### TASK DESCRIPTION
Would you return the data exactly as given, except for its pictures?

EXERCISE MATERIALS below:

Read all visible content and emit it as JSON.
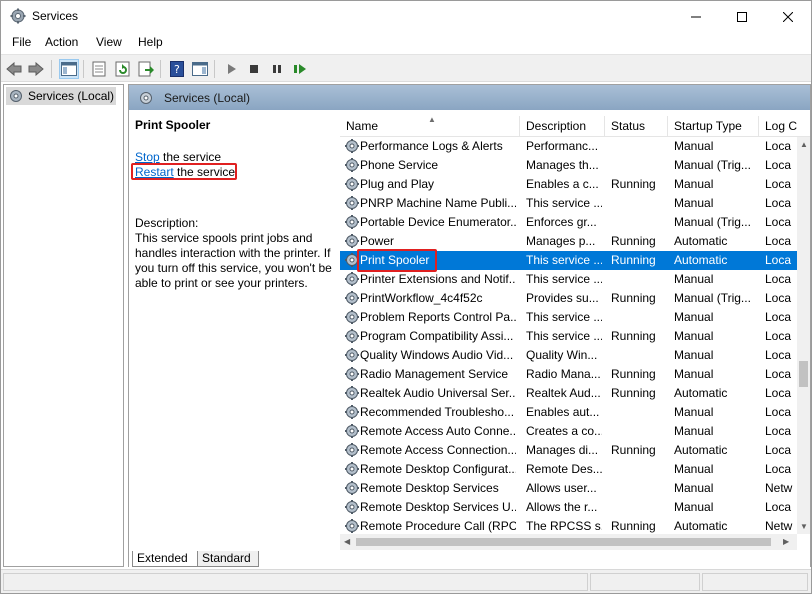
{
  "window": {
    "title": "Services"
  },
  "menu": [
    "File",
    "Action",
    "View",
    "Help"
  ],
  "tree": {
    "root_label": "Services (Local)"
  },
  "pane": {
    "header_title": "Services (Local)"
  },
  "details": {
    "service_name": "Print Spooler",
    "stop_link": "Stop",
    "stop_suffix": " the service",
    "restart_link": "Restart",
    "restart_suffix": " the service",
    "description_label": "Description:",
    "description_text": "This service spools print jobs and handles interaction with the printer. If you turn off this service, you won't be able to print or see your printers."
  },
  "columns": {
    "name": "Name",
    "description": "Description",
    "status": "Status",
    "startup_type": "Startup Type",
    "log_on_as": "Log C"
  },
  "services": [
    {
      "name": "Performance Logs & Alerts",
      "description": "Performanc...",
      "status": "",
      "startup": "Manual",
      "logon": "Loca"
    },
    {
      "name": "Phone Service",
      "description": "Manages th...",
      "status": "",
      "startup": "Manual (Trig...",
      "logon": "Loca"
    },
    {
      "name": "Plug and Play",
      "description": "Enables a c...",
      "status": "Running",
      "startup": "Manual",
      "logon": "Loca"
    },
    {
      "name": "PNRP Machine Name Publi...",
      "description": "This service ...",
      "status": "",
      "startup": "Manual",
      "logon": "Loca"
    },
    {
      "name": "Portable Device Enumerator...",
      "description": "Enforces gr...",
      "status": "",
      "startup": "Manual (Trig...",
      "logon": "Loca"
    },
    {
      "name": "Power",
      "description": "Manages p...",
      "status": "Running",
      "startup": "Automatic",
      "logon": "Loca"
    },
    {
      "name": "Print Spooler",
      "description": "This service ...",
      "status": "Running",
      "startup": "Automatic",
      "logon": "Loca",
      "selected": true
    },
    {
      "name": "Printer Extensions and Notif...",
      "description": "This service ...",
      "status": "",
      "startup": "Manual",
      "logon": "Loca"
    },
    {
      "name": "PrintWorkflow_4c4f52c",
      "description": "Provides su...",
      "status": "Running",
      "startup": "Manual (Trig...",
      "logon": "Loca"
    },
    {
      "name": "Problem Reports Control Pa...",
      "description": "This service ...",
      "status": "",
      "startup": "Manual",
      "logon": "Loca"
    },
    {
      "name": "Program Compatibility Assi...",
      "description": "This service ...",
      "status": "Running",
      "startup": "Manual",
      "logon": "Loca"
    },
    {
      "name": "Quality Windows Audio Vid...",
      "description": "Quality Win...",
      "status": "",
      "startup": "Manual",
      "logon": "Loca"
    },
    {
      "name": "Radio Management Service",
      "description": "Radio Mana...",
      "status": "Running",
      "startup": "Manual",
      "logon": "Loca"
    },
    {
      "name": "Realtek Audio Universal Ser...",
      "description": "Realtek Aud...",
      "status": "Running",
      "startup": "Automatic",
      "logon": "Loca"
    },
    {
      "name": "Recommended Troublesho...",
      "description": "Enables aut...",
      "status": "",
      "startup": "Manual",
      "logon": "Loca"
    },
    {
      "name": "Remote Access Auto Conne...",
      "description": "Creates a co...",
      "status": "",
      "startup": "Manual",
      "logon": "Loca"
    },
    {
      "name": "Remote Access Connection...",
      "description": "Manages di...",
      "status": "Running",
      "startup": "Automatic",
      "logon": "Loca"
    },
    {
      "name": "Remote Desktop Configurat...",
      "description": "Remote Des...",
      "status": "",
      "startup": "Manual",
      "logon": "Loca"
    },
    {
      "name": "Remote Desktop Services",
      "description": "Allows user...",
      "status": "",
      "startup": "Manual",
      "logon": "Netw"
    },
    {
      "name": "Remote Desktop Services U...",
      "description": "Allows the r...",
      "status": "",
      "startup": "Manual",
      "logon": "Loca"
    },
    {
      "name": "Remote Procedure Call (RPC)",
      "description": "The RPCSS s...",
      "status": "Running",
      "startup": "Automatic",
      "logon": "Netw"
    }
  ],
  "tabs": {
    "extended": "Extended",
    "standard": "Standard"
  },
  "colors": {
    "selection": "#0078d7",
    "link": "#0066cc",
    "highlight_box": "#e02020",
    "header_band": "#9bb3cc"
  }
}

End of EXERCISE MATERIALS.

### TASK RESPONSE
Read all visible content and emit it as JSON.
{
  "window": {
    "title": "Services"
  },
  "menu": [
    "File",
    "Action",
    "View",
    "Help"
  ],
  "tree": {
    "root_label": "Services (Local)"
  },
  "pane": {
    "header_title": "Services (Local)"
  },
  "details": {
    "service_name": "Print Spooler",
    "stop_link": "Stop",
    "stop_suffix": " the service",
    "restart_link": "Restart",
    "restart_suffix": " the service",
    "description_label": "Description:",
    "description_text": "This service spools print jobs and handles interaction with the printer. If you turn off this service, you won't be able to print or see your printers."
  },
  "columns": {
    "name": "Name",
    "description": "Description",
    "status": "Status",
    "startup_type": "Startup Type",
    "log_on_as": "Log C"
  },
  "services": [
    {
      "name": "Performance Logs & Alerts",
      "description": "Performanc...",
      "status": "",
      "startup": "Manual",
      "logon": "Loca"
    },
    {
      "name": "Phone Service",
      "description": "Manages th...",
      "status": "",
      "startup": "Manual (Trig...",
      "logon": "Loca"
    },
    {
      "name": "Plug and Play",
      "description": "Enables a c...",
      "status": "Running",
      "startup": "Manual",
      "logon": "Loca"
    },
    {
      "name": "PNRP Machine Name Publi...",
      "description": "This service ...",
      "status": "",
      "startup": "Manual",
      "logon": "Loca"
    },
    {
      "name": "Portable Device Enumerator...",
      "description": "Enforces gr...",
      "status": "",
      "startup": "Manual (Trig...",
      "logon": "Loca"
    },
    {
      "name": "Power",
      "description": "Manages p...",
      "status": "Running",
      "startup": "Automatic",
      "logon": "Loca"
    },
    {
      "name": "Print Spooler",
      "description": "This service ...",
      "status": "Running",
      "startup": "Automatic",
      "logon": "Loca",
      "selected": true
    },
    {
      "name": "Printer Extensions and Notif...",
      "description": "This service ...",
      "status": "",
      "startup": "Manual",
      "logon": "Loca"
    },
    {
      "name": "PrintWorkflow_4c4f52c",
      "description": "Provides su...",
      "status": "Running",
      "startup": "Manual (Trig...",
      "logon": "Loca"
    },
    {
      "name": "Problem Reports Control Pa...",
      "description": "This service ...",
      "status": "",
      "startup": "Manual",
      "logon": "Loca"
    },
    {
      "name": "Program Compatibility Assi...",
      "description": "This service ...",
      "status": "Running",
      "startup": "Manual",
      "logon": "Loca"
    },
    {
      "name": "Quality Windows Audio Vid...",
      "description": "Quality Win...",
      "status": "",
      "startup": "Manual",
      "logon": "Loca"
    },
    {
      "name": "Radio Management Service",
      "description": "Radio Mana...",
      "status": "Running",
      "startup": "Manual",
      "logon": "Loca"
    },
    {
      "name": "Realtek Audio Universal Ser...",
      "description": "Realtek Aud...",
      "status": "Running",
      "startup": "Automatic",
      "logon": "Loca"
    },
    {
      "name": "Recommended Troublesho...",
      "description": "Enables aut...",
      "status": "",
      "startup": "Manual",
      "logon": "Loca"
    },
    {
      "name": "Remote Access Auto Conne...",
      "description": "Creates a co...",
      "status": "",
      "startup": "Manual",
      "logon": "Loca"
    },
    {
      "name": "Remote Access Connection...",
      "description": "Manages di...",
      "status": "Running",
      "startup": "Automatic",
      "logon": "Loca"
    },
    {
      "name": "Remote Desktop Configurat...",
      "description": "Remote Des...",
      "status": "",
      "startup": "Manual",
      "logon": "Loca"
    },
    {
      "name": "Remote Desktop Services",
      "description": "Allows user...",
      "status": "",
      "startup": "Manual",
      "logon": "Netw"
    },
    {
      "name": "Remote Desktop Services U...",
      "description": "Allows the r...",
      "status": "",
      "startup": "Manual",
      "logon": "Loca"
    },
    {
      "name": "Remote Procedure Call (RPC)",
      "description": "The RPCSS s...",
      "status": "Running",
      "startup": "Automatic",
      "logon": "Netw"
    }
  ],
  "tabs": {
    "extended": "Extended",
    "standard": "Standard"
  },
  "colors": {
    "selection": "#0078d7",
    "link": "#0066cc",
    "highlight_box": "#e02020",
    "header_band": "#9bb3cc"
  }
}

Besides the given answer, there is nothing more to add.